Anonymous 0 Comments

Gonna give a bit of a hand-wavey explanation, but it gets to the point.

Data in computers works using something called pointers and addresses.

Addresses are values that describe WHERE the data is. Data is physically stored at that address.

Pointers are values that point to that an address and can access that data stored there.

Usually when something is deleted from a hard drive, the pointer is deleted, and that address of the disk is marked as “available for other things to be stored there”.

Sometimes, data is deleted, but it just happens that nothing has been saved over that part of the disk yet, so the data is still physically there and could theoretically be retrieved.

Overwriting the addresses so that they contain “nothing” would take just as long as writing the data to begin with, so instead computers just delete the pointer to the data.

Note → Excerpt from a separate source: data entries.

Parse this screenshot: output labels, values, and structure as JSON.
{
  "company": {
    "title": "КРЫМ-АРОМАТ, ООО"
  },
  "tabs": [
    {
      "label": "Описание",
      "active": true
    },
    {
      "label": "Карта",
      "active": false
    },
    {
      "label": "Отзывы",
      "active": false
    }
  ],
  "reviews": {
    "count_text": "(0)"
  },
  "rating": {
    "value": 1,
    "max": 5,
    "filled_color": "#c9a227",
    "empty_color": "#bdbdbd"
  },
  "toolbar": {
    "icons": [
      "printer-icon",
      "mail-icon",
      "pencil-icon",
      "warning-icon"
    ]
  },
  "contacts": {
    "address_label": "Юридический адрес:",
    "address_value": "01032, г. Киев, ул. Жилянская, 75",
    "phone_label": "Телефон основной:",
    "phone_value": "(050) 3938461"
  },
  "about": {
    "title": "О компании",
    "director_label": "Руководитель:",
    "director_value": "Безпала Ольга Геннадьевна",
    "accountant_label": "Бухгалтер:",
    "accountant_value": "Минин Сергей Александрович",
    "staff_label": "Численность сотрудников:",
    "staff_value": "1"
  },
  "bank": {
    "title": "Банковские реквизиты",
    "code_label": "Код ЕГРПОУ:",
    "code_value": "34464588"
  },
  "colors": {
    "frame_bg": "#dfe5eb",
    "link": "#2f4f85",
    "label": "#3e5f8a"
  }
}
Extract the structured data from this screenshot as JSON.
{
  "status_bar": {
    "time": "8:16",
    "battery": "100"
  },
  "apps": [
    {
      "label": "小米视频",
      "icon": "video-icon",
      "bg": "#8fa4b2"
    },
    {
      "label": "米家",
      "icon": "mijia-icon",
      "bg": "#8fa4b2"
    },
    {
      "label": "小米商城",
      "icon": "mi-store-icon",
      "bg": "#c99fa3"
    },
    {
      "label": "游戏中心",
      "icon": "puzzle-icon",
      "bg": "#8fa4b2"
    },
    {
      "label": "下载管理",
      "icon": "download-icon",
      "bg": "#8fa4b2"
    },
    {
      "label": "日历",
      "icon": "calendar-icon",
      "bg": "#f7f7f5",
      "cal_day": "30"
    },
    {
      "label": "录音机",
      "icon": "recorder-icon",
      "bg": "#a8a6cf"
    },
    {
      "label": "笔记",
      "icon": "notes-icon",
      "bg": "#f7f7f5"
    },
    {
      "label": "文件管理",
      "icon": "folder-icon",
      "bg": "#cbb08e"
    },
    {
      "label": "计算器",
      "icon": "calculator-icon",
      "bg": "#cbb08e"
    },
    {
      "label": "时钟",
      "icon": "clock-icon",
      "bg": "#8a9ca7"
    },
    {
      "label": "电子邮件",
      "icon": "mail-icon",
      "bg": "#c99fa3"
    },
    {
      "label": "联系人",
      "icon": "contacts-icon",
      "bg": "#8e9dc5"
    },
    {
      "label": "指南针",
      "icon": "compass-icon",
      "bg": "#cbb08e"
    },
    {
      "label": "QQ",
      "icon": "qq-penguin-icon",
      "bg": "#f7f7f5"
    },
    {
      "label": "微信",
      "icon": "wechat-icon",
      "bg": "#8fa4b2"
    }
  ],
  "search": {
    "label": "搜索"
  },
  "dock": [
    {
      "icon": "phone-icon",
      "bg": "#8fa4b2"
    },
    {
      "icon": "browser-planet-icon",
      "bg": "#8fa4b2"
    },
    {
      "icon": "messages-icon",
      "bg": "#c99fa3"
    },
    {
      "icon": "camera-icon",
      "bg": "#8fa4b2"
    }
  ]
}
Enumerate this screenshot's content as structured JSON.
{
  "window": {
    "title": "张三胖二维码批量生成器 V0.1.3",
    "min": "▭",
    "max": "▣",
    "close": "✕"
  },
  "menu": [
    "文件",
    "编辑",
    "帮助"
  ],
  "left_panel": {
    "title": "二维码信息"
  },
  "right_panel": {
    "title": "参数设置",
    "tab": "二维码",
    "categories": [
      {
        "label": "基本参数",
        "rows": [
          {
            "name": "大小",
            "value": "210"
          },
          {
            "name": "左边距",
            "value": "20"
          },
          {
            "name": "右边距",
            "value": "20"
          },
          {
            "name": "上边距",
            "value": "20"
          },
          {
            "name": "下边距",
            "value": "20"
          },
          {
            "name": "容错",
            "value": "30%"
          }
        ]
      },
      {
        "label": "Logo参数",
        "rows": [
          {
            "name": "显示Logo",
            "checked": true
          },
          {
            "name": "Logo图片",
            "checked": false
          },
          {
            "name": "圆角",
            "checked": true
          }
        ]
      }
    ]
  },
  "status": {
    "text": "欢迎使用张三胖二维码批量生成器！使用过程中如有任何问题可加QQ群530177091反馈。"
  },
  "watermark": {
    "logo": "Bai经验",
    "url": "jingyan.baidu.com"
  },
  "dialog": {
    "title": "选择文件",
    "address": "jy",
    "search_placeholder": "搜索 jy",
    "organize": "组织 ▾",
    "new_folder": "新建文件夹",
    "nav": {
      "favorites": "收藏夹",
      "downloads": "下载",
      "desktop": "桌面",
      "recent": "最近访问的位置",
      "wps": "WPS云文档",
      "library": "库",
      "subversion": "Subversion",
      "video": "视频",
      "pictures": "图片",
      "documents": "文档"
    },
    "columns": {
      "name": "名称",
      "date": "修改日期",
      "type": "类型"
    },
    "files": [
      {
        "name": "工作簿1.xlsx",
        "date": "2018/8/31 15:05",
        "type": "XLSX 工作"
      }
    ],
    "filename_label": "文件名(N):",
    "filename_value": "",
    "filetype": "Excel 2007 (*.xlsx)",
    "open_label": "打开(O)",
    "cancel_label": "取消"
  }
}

Anonymous 0 Comments

Think of a hard drive like a book with millions of pages (sectors).

You could go to each page and erase the text off it, however this takes a lot of time and adds wear to the pages. Often, the data won’t even be on pages next to each other, requiring you to jump around the book to find all the pages.

Or, you can just go into the index and erase the entry and figure nobody will look at the pages or be able to figure out the correct pattern.

There are “secure delete” tools that will do the former, but such functionality is not normally needed, and the extra cost is not worth it.

With actual HDDs, there is also leakage of the data slightly outside of where it’s supposed to be, which can sometimes be used to recover even overwritten data.

Anonymous 0 Comments

In a sense, there is no direct way to ‘remove’ data from a HDD.

You can *read* data, or you can *write* data.

For practical purposes you can consider data to be ‘deleted’ when you can no longer *read* it.

When you create a file, the computer *writes* data to the drive, including a note of what file is there, and a note to not *write* anything else there.

When you tell the computer to “delete” a file, it simply forgets that note of what file is there and the reservation not to *write* over it. Basically, it forgets how to *read* what was there, because that is the easiest way to make the data functionally ‘deleted’.

Now, you could instead *write* over the data with new data (like all 0s or all 1s). That would also make it unreadable. However that would take more time and electricity, and slow down your computer for uually no benefit, so we don’t bother with that. [If you need to keep secrets, this extra time and electricity might be worthwhile.]

Anonymous 0 Comments

Imagine you got one of those [bubble fidget toys](https://m.media-amazon.com/images/I/51yk1esQdgS._AC_SY580_.jpg) and you pop in a smiley face pattern on it. That’s kinda like having a HDD with memory saved on it in that it’s got spaces that are in one of two states, 1 or 0, or popped in or out in the case of the fidget toy.

You’re done making your smiley face so you hand it to your sibling, who wants to make a frowny face. Now they *could* first unpop all the spaces first then proceed to fill in spots to make a frony face, or they could just pop/unpop the spaces needed to make their frowny face. Since unpopping them all first takes extra time and doesn’t really help make the frowny face, it’s strictly a waste of time.

Anonymous 0 Comments

So data is written to a hard drive, but programs need a way to find that data afterward. So it’s given a signpost pointing to the location on the hard drive where it can find that data. When you delete something, it’s not actually deleted, but rather the signpost is. This lets the drive manager know that it can put up a new signpost to write new data. But that binary data – the zeroes and ones – remain where they are until they are overwritten by new zeroes and ones. This is more efficient because data typically does not need to be destroyed when no longer needed.

Manually deleting a hard drive, on the other hand, involves an extremely time-consuming process of changing *all* of the zeroes and ones in every space of the hard drive.